Exercise requirements.
Please copy out the entries exactly, skipping any pictures.

++++ Listed entries

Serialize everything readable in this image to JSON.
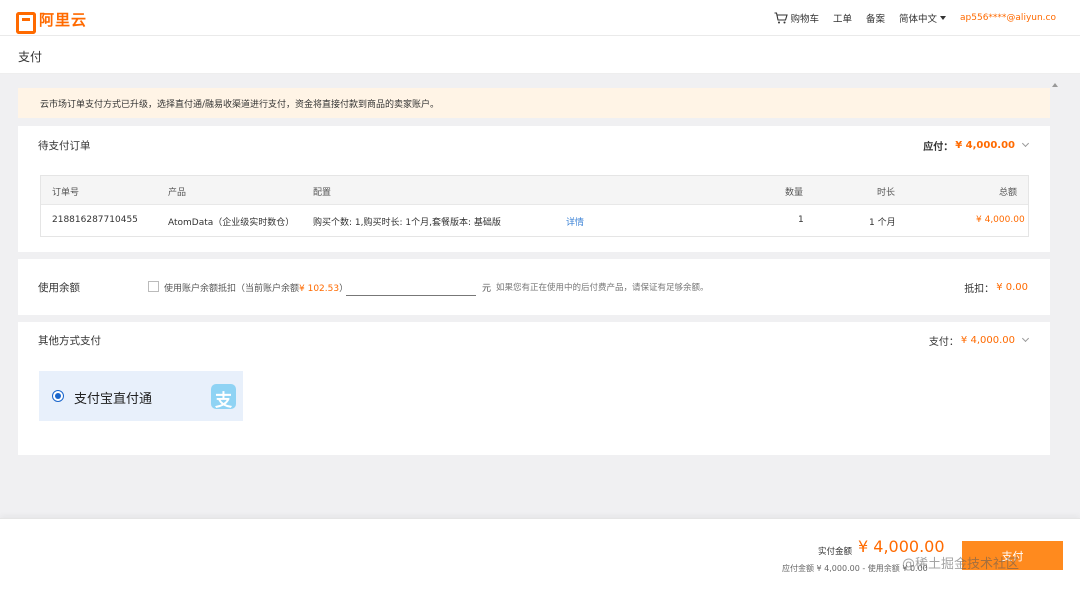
{
  "header": {
    "logo_text": "阿里云",
    "nav": {
      "cart": "购物车",
      "tickets": "工单",
      "filing": "备案",
      "language": "简体中文",
      "user": "ap556****@aliyun.co"
    }
  },
  "page": {
    "title": "支付"
  },
  "notice": "云市场订单支付方式已升级，选择直付通/融易收渠道进行支付，资金将直接付款到商品的卖家账户。",
  "order_card": {
    "title": "待支付订单",
    "payable_label": "应付：",
    "payable_amount": "¥ 4,000.00",
    "table": {
      "headers": [
        "订单号",
        "产品",
        "配置",
        "数量",
        "时长",
        "总额"
      ],
      "rows": [
        {
          "order_id": "218816287710455",
          "product": "AtomData（企业级实时数仓）",
          "config": "购买个数: 1,购买时长: 1个月,套餐版本: 基础版",
          "detail_link": "详情",
          "quantity": "1",
          "duration": "1 个月",
          "amount": "¥ 4,000.00"
        }
      ]
    }
  },
  "balance_card": {
    "title": "使用余额",
    "checkbox_label": "使用账户余额抵扣（当前账户余额",
    "balance_value": "¥ 102.53",
    "checkbox_label_end": "）",
    "input_value": "",
    "unit": "元",
    "hint": "如果您有正在使用中的后付费产品，请保证有足够余额。",
    "deduct_label": "抵扣：",
    "deduct_amount": "¥ 0.00"
  },
  "other_card": {
    "title": "其他方式支付",
    "pay_label": "支付：",
    "pay_amount": "¥ 4,000.00",
    "option_label": "支付宝直付通",
    "option_icon_glyph": "支"
  },
  "bottom": {
    "actual_label": "实付金额",
    "actual_amount": "¥ 4,000.00",
    "summary": "应付金额 ¥ 4,000.00 - 使用余额 ¥ 0.00",
    "pay_button": "支付",
    "watermark": "@稀土掘金技术社区"
  },
  "colors": {
    "accent": "#ff6a00",
    "link": "#3b82d6",
    "notice_bg": "#fff4e6",
    "option_bg": "#e8f0fb"
  },
  "icons": {
    "logo": "aliyun-logo-icon",
    "cart": "cart-icon",
    "language_caret": "caret-down-icon",
    "collapse": "chevron-down-icon",
    "radio": "radio-selected-icon",
    "alipay": "alipay-icon"
  }
}
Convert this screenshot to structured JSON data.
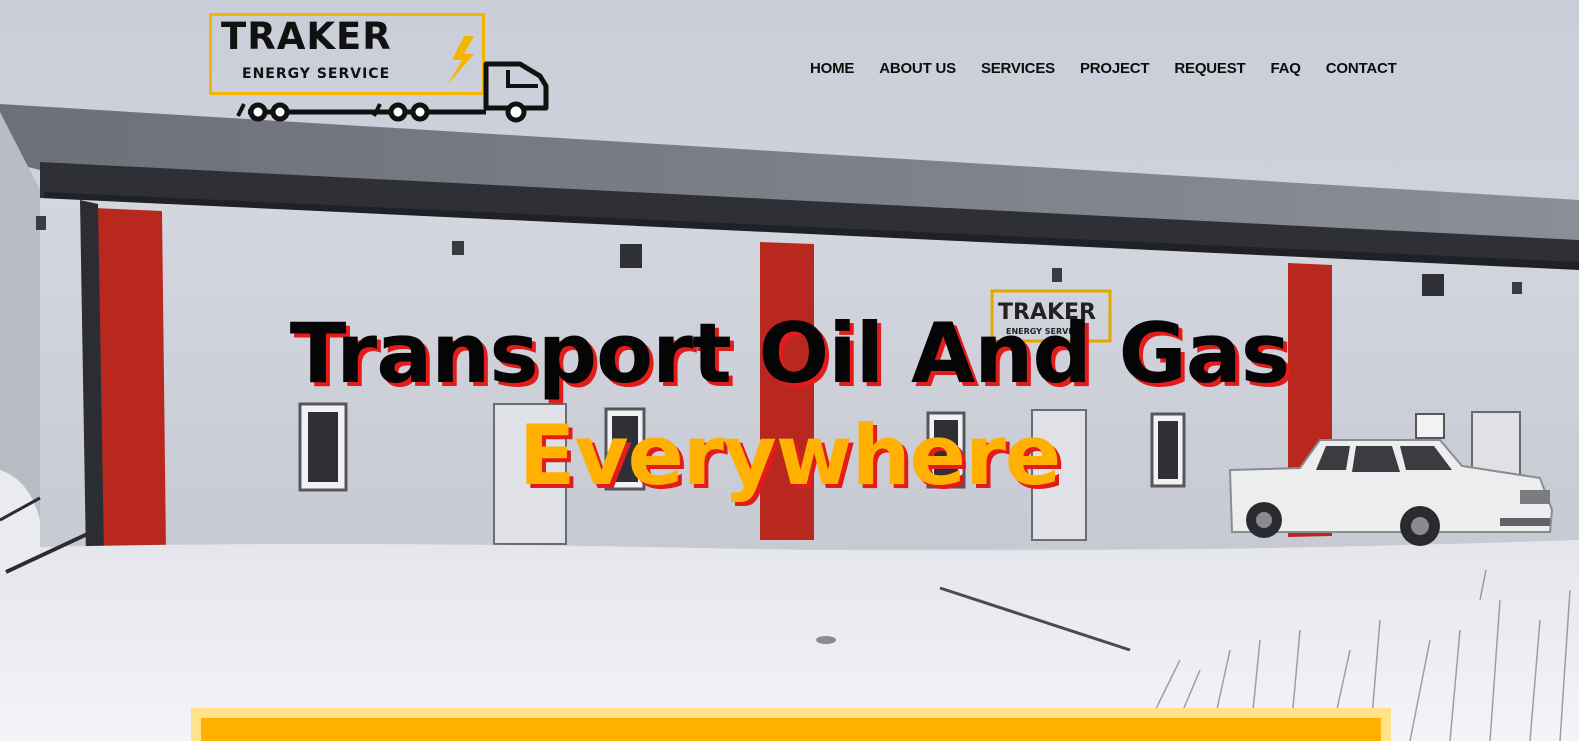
{
  "header": {
    "logo": {
      "name": "TRAKER",
      "tagline": "ENERGY SERVICE"
    },
    "nav": [
      {
        "label": "HOME"
      },
      {
        "label": "ABOUT US"
      },
      {
        "label": "SERVICES"
      },
      {
        "label": "PROJECT"
      },
      {
        "label": "REQUEST"
      },
      {
        "label": "FAQ"
      },
      {
        "label": "CONTACT"
      }
    ]
  },
  "hero": {
    "line1": "Transport Oil And Gas",
    "line2": "Everywhere"
  },
  "colors": {
    "brand_yellow": "#ffb000",
    "accent_red": "#e21b1b",
    "text_dark": "#0d0d0d"
  }
}
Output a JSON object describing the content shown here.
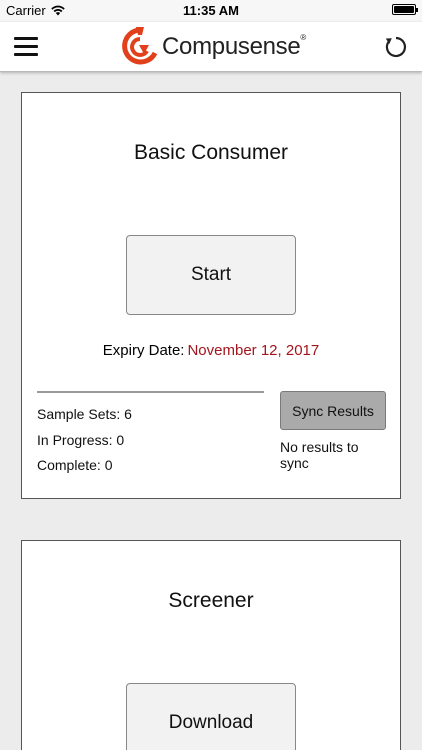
{
  "status_bar": {
    "carrier": "Carrier",
    "time": "11:35 AM"
  },
  "nav": {
    "brand_name": "Compusense",
    "brand_mark": "®",
    "menu_icon": "hamburger-menu-icon",
    "refresh_icon": "refresh-icon",
    "logo_color": "#e2401c"
  },
  "cards": [
    {
      "title": "Basic Consumer",
      "action_label": "Start",
      "expiry_label": "Expiry Date:",
      "expiry_value": "November 12, 2017",
      "stats": {
        "sample_sets": "Sample Sets: 6",
        "in_progress": "In Progress: 0",
        "complete": "Complete: 0"
      },
      "sync_label": "Sync Results",
      "sync_status": "No results to sync"
    },
    {
      "title": "Screener",
      "action_label": "Download"
    }
  ],
  "colors": {
    "expiry_date": "#a3151c",
    "sync_button": "#aaaaaa",
    "background": "#ececec"
  }
}
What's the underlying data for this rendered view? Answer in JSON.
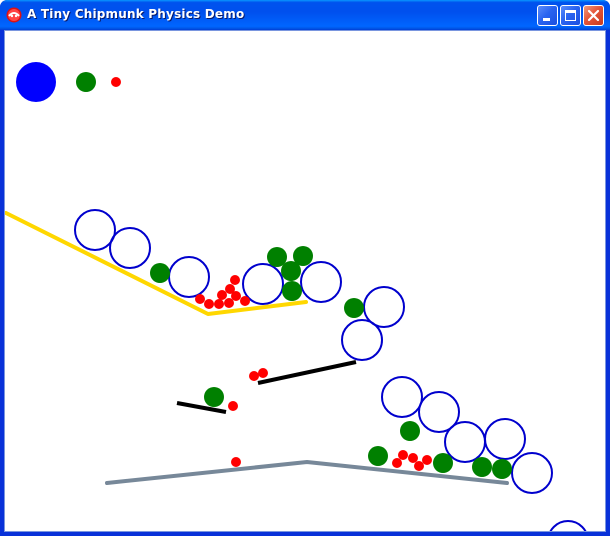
{
  "window": {
    "title": "A Tiny Chipmunk Physics Demo",
    "app_icon": "chipmunk-app-icon",
    "controls": {
      "minimize_icon": "minimize-icon",
      "maximize_icon": "maximize-icon",
      "close_icon": "close-icon"
    }
  },
  "colors": {
    "titlebar": "#0054e3",
    "window_border": "#0831d9",
    "background": "#ffffff",
    "yellow_segment": "#ffd700",
    "black_segment": "#000000",
    "gray_segment": "#778899",
    "blue_ball": "#0000ff",
    "hollow_ball_outline": "#0000cd",
    "green_ball": "#008000",
    "red_ball": "#ff0000"
  }
}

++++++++

Completed exercise.
Serialize everything readable in this image to JSON.
{
  "header": {
    "logo_text": "阿里云",
    "nav": {
      "cart": "购物车",
      "tickets": "工单",
      "filing": "备案",
      "language": "简体中文",
      "user": "ap556****@aliyun.co"
    }
  },
  "page": {
    "title": "支付"
  },
  "notice": "云市场订单支付方式已升级，选择直付通/融易收渠道进行支付，资金将直接付款到商品的卖家账户。",
  "order_card": {
    "title": "待支付订单",
    "payable_label": "应付：",
    "payable_amount": "¥ 4,000.00",
    "table": {
      "headers": [
        "订单号",
        "产品",
        "配置",
        "数量",
        "时长",
        "总额"
      ],
      "rows": [
        {
          "order_id": "218816287710455",
          "product": "AtomData（企业级实时数仓）",
          "config": "购买个数: 1,购买时长: 1个月,套餐版本: 基础版",
          "detail_link": "详情",
          "quantity": "1",
          "duration": "1 个月",
          "amount": "¥ 4,000.00"
        }
      ]
    }
  },
  "balance_card": {
    "title": "使用余额",
    "checkbox_label": "使用账户余额抵扣（当前账户余额",
    "balance_value": "¥ 102.53",
    "checkbox_label_end": "）",
    "input_value": "",
    "unit": "元",
    "hint": "如果您有正在使用中的后付费产品，请保证有足够余额。",
    "deduct_label": "抵扣：",
    "deduct_amount": "¥ 0.00"
  },
  "other_card": {
    "title": "其他方式支付",
    "pay_label": "支付：",
    "pay_amount": "¥ 4,000.00",
    "option_label": "支付宝直付通",
    "option_icon_glyph": "支"
  },
  "bottom": {
    "actual_label": "实付金额",
    "actual_amount": "¥ 4,000.00",
    "summary": "应付金额 ¥ 4,000.00 - 使用余额 ¥ 0.00",
    "pay_button": "支付",
    "watermark": "@稀土掘金技术社区"
  },
  "colors": {
    "accent": "#ff6a00",
    "link": "#3b82d6",
    "notice_bg": "#fff4e6",
    "option_bg": "#e8f0fb"
  },
  "icons": {
    "logo": "aliyun-logo-icon",
    "cart": "cart-icon",
    "language_caret": "caret-down-icon",
    "collapse": "chevron-down-icon",
    "radio": "radio-selected-icon",
    "alipay": "alipay-icon"
  }
}
Convert this screenshot to structured JSON data.
{
  "header": {
    "logo": {
      "name": "TRAKER",
      "tagline": "ENERGY SERVICE"
    },
    "nav": [
      {
        "label": "HOME"
      },
      {
        "label": "ABOUT US"
      },
      {
        "label": "SERVICES"
      },
      {
        "label": "PROJECT"
      },
      {
        "label": "REQUEST"
      },
      {
        "label": "FAQ"
      },
      {
        "label": "CONTACT"
      }
    ]
  },
  "hero": {
    "line1": "Transport Oil And Gas",
    "line2": "Everywhere"
  },
  "colors": {
    "brand_yellow": "#ffb000",
    "accent_red": "#e21b1b",
    "text_dark": "#0d0d0d"
  }
}
Output a JSON object describing the content shown here.
{
  "status_bar": {
    "carrier": "Carrier",
    "time": "11:35 AM"
  },
  "nav": {
    "brand_name": "Compusense",
    "brand_mark": "®",
    "menu_icon": "hamburger-menu-icon",
    "refresh_icon": "refresh-icon",
    "logo_color": "#e2401c"
  },
  "cards": [
    {
      "title": "Basic Consumer",
      "action_label": "Start",
      "expiry_label": "Expiry Date:",
      "expiry_value": "November 12, 2017",
      "stats": {
        "sample_sets": "Sample Sets: 6",
        "in_progress": "In Progress: 0",
        "complete": "Complete: 0"
      },
      "sync_label": "Sync Results",
      "sync_status": "No results to sync"
    },
    {
      "title": "Screener",
      "action_label": "Download"
    }
  ],
  "colors": {
    "expiry_date": "#a3151c",
    "sync_button": "#aaaaaa",
    "background": "#ececec"
  }
}
What's the underlying data for this rendered view? Answer in JSON.
{
  "window": {
    "title": "A Tiny Chipmunk Physics Demo",
    "app_icon": "chipmunk-app-icon",
    "controls": {
      "minimize_icon": "minimize-icon",
      "maximize_icon": "maximize-icon",
      "close_icon": "close-icon"
    }
  },
  "colors": {
    "titlebar": "#0054e3",
    "window_border": "#0831d9",
    "background": "#ffffff",
    "yellow_segment": "#ffd700",
    "black_segment": "#000000",
    "gray_segment": "#778899",
    "blue_ball": "#0000ff",
    "hollow_ball_outline": "#0000cd",
    "green_ball": "#008000",
    "red_ball": "#ff0000"
  }
}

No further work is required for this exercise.